• Task to complete: Set down every record below exactly as it appears, but without the pictures.
-*-
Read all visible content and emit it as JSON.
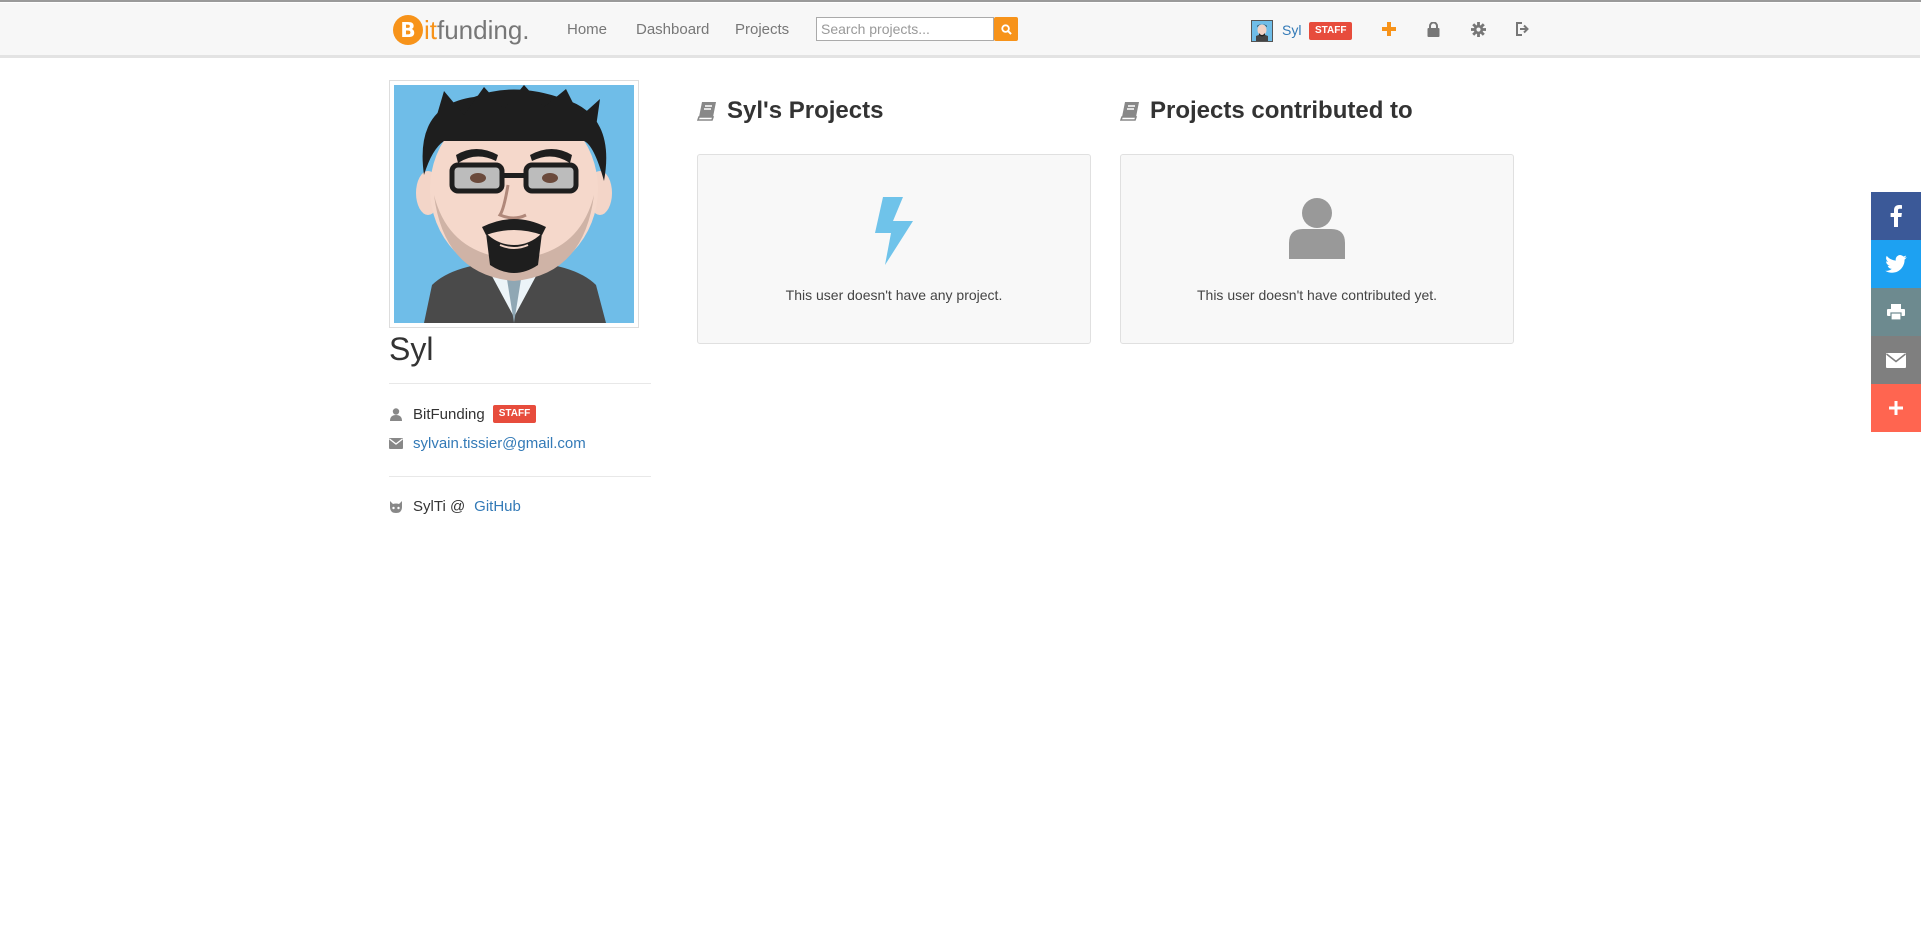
{
  "brand": {
    "coin": "B",
    "part1": "it",
    "part2": "funding."
  },
  "nav": {
    "home": "Home",
    "dashboard": "Dashboard",
    "projects": "Projects",
    "search_placeholder": "Search projects...",
    "user": "Syl",
    "user_badge": "STAFF"
  },
  "profile": {
    "name": "Syl",
    "company": "BitFunding",
    "company_badge": "STAFF",
    "email": "sylvain.tissier@gmail.com",
    "github_user": "SylTi @",
    "github_link": "GitHub"
  },
  "sections": {
    "own_title": "Syl's Projects",
    "own_message": "This user doesn't have any project.",
    "contrib_title": "Projects contributed to",
    "contrib_message": "This user doesn't have contributed yet."
  },
  "share": [
    "facebook-icon",
    "twitter-icon",
    "print-icon",
    "envelope-icon",
    "plus-icon"
  ],
  "colors": {
    "accent": "#f7931a",
    "link": "#337ab7",
    "badge": "#e74c3c",
    "facebook": "#3b5998",
    "twitter": "#1da1f2",
    "print": "#6d8a8f",
    "email": "#7f7f7f",
    "more": "#ff6550",
    "lightning": "#6fc3ea"
  }
}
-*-
• Result of the task:
Read all visible content and emit it as JSON.
{
  "brand": {
    "coin": "B",
    "part1": "it",
    "part2": "funding."
  },
  "nav": {
    "home": "Home",
    "dashboard": "Dashboard",
    "projects": "Projects",
    "search_placeholder": "Search projects...",
    "user": "Syl",
    "user_badge": "STAFF"
  },
  "profile": {
    "name": "Syl",
    "company": "BitFunding",
    "company_badge": "STAFF",
    "email": "sylvain.tissier@gmail.com",
    "github_user": "SylTi @",
    "github_link": "GitHub"
  },
  "sections": {
    "own_title": "Syl's Projects",
    "own_message": "This user doesn't have any project.",
    "contrib_title": "Projects contributed to",
    "contrib_message": "This user doesn't have contributed yet."
  },
  "share": [
    "facebook-icon",
    "twitter-icon",
    "print-icon",
    "envelope-icon",
    "plus-icon"
  ],
  "colors": {
    "accent": "#f7931a",
    "link": "#337ab7",
    "badge": "#e74c3c",
    "facebook": "#3b5998",
    "twitter": "#1da1f2",
    "print": "#6d8a8f",
    "email": "#7f7f7f",
    "more": "#ff6550",
    "lightning": "#6fc3ea"
  }
}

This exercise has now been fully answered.